|Currently, ac treats 't, 'nil and symbols corresponding to numbers (e.g. '2) as special cases where rebinding is prohibited.|
Obviously rebinding these symbols is a big deal, but should it really be prohibited? The restriction would seem to be an instance of trying to protect the programmer from him/herself, which Graham expresses wanting to avoid in "Some Work on Arc" :
arc> (= t 1)
Error: "Can't rebind t"
arc> (= nil 1)
Error: "Can't rebind nil"
arc> (= 2 1)
Error: "Can't take car of 2"

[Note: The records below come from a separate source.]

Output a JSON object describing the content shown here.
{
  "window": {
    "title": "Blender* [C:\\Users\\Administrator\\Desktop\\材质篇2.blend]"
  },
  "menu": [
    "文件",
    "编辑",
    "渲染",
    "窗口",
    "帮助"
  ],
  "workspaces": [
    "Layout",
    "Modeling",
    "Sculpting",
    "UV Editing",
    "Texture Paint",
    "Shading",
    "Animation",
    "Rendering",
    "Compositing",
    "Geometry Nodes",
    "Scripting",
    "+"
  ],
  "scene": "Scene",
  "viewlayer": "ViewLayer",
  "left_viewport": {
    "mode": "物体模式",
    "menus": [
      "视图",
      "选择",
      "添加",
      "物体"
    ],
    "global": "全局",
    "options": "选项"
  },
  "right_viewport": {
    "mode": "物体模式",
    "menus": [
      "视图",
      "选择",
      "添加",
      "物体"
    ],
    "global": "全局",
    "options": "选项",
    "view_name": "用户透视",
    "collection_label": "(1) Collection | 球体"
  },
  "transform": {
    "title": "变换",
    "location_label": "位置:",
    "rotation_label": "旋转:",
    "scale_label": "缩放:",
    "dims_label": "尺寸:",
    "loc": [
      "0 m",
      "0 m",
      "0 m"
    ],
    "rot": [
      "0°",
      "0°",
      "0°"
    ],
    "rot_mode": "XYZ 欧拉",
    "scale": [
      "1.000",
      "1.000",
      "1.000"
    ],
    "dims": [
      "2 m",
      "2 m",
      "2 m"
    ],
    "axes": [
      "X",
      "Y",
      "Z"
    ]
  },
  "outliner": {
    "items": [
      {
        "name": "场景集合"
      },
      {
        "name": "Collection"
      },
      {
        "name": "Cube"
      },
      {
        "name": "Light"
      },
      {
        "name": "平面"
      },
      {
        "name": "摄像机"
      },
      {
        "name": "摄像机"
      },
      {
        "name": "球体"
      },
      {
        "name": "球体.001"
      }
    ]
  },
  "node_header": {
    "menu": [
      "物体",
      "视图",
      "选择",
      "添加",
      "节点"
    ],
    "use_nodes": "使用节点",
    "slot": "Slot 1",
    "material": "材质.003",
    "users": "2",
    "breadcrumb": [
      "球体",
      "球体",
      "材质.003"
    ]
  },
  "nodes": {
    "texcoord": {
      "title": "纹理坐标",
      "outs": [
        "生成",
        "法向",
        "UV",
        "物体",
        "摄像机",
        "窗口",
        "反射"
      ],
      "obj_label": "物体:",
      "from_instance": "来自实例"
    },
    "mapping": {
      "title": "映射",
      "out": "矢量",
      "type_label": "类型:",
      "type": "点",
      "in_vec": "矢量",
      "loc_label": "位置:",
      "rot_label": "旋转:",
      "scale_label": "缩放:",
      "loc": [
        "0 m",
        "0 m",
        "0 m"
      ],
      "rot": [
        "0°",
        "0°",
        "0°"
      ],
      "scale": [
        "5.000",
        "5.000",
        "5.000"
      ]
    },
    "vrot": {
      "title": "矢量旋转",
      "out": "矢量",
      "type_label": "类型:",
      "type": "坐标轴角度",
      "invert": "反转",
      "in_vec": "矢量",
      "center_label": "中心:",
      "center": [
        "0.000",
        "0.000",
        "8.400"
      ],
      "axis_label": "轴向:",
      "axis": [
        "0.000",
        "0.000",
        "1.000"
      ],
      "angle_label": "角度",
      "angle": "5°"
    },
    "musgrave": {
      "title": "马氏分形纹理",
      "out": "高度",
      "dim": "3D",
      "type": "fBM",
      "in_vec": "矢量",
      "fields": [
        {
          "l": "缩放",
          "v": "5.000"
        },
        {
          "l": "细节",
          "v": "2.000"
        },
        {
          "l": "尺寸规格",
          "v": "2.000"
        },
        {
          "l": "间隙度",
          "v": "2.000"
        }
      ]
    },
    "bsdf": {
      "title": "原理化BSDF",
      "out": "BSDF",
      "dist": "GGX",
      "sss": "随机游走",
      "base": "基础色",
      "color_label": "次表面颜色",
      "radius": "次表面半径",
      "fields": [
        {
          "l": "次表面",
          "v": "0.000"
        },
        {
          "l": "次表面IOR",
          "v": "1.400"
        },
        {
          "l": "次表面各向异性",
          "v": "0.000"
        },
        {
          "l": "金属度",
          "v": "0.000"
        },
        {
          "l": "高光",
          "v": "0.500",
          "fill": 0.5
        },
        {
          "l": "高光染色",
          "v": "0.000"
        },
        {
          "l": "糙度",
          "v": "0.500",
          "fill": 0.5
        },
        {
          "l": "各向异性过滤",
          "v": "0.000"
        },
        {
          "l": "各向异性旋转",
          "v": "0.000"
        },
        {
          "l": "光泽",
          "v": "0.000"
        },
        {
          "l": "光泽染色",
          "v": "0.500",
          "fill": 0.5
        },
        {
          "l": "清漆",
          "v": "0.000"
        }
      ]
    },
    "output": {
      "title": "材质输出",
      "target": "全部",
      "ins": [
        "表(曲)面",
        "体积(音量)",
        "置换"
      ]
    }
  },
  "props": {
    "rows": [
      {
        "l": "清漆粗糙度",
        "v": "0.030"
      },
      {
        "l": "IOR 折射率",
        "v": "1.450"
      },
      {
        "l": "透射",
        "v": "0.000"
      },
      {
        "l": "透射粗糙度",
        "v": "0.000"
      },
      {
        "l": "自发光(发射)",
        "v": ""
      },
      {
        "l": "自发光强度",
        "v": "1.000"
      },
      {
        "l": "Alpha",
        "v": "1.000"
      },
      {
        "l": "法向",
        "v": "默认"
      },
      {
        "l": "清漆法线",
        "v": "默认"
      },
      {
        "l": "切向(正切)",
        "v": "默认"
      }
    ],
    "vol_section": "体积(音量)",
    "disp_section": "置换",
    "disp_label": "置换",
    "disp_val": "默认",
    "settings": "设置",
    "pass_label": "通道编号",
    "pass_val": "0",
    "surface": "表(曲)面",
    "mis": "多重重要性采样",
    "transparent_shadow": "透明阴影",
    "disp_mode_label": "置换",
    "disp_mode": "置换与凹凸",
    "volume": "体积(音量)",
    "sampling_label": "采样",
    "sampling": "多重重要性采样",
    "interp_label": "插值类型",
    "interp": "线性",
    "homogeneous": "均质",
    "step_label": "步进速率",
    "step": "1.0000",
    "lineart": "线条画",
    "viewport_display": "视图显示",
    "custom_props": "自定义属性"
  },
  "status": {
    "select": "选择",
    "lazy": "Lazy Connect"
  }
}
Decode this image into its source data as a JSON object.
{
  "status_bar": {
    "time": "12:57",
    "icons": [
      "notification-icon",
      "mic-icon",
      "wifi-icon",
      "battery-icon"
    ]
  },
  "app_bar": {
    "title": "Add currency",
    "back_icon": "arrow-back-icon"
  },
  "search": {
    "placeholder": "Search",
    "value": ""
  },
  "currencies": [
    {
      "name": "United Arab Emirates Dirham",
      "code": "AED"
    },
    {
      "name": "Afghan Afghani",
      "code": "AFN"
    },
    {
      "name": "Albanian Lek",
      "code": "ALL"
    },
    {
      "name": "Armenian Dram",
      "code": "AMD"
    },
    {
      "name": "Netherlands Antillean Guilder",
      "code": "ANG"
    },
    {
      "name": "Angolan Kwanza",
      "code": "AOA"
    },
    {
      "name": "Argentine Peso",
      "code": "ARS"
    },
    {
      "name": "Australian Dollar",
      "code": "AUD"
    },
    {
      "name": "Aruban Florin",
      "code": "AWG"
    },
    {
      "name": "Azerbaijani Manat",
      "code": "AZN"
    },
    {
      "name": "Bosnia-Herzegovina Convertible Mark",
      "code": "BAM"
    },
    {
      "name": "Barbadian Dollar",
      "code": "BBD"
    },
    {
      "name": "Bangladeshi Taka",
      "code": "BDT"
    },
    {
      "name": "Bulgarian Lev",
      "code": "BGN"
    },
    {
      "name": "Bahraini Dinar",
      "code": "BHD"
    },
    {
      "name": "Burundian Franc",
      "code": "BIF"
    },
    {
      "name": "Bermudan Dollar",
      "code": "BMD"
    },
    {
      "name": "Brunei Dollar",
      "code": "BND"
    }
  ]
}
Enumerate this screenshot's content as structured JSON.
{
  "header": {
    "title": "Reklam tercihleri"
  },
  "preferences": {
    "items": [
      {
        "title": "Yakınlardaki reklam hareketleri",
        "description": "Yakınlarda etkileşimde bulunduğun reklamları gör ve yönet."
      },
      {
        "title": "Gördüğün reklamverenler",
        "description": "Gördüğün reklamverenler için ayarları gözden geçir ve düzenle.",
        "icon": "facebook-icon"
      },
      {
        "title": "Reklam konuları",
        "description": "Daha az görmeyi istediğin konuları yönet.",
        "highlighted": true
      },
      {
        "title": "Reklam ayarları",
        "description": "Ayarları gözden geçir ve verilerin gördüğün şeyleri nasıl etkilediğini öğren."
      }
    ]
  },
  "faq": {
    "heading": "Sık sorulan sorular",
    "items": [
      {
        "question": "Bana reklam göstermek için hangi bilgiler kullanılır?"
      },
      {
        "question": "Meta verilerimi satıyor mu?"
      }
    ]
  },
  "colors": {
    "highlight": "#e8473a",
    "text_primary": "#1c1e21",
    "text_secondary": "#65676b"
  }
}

> [...] the third type of restriction, the kind intended merely to keep the user from getting into trouble, would be encapsulation. There won't be any of this type of restriction in Arc, if I can help it. There might (or might not) be situations where this kind of restrictive language would be a net win, but it's not the kind of language I'm trying to write.
It is also inconsistent with the way other symbols fundamental to Arc are allowed to work, for example 'car :
So why not treat 't, 'nil and number symbols the same way, as symbols initially bound to their important meanings but still rebindable? Here is the behavior I would like to see (demonstrated at the Arc REPL of my dreams):
arc> (= car 'foo)
Maybe their original values could be restored with something like the following:
arc> (= t 'foo nil 'bar 2 'baz)
arc> `(,t ,nil ,2)
(foo bar baz)
But even if they couldn't be, it doesn't undermine the main point, which is that these symbols should be rebindable despite that it's dangerous in order to be in line with Arc's design philosophy. (That is, unless there's some other reason not to allow rebinding of these symbols, in which case please tell me!)
arc> (= t (is 'x 'x)
nil (is 'x 'y)
2 (+ 1 1))
arc> `(,t ,nil ,2)
(t nil 2)
 aw pointed this out in a related subthread about the (un)rebindability of 't: http://www.arclanguage.org/item?id=11281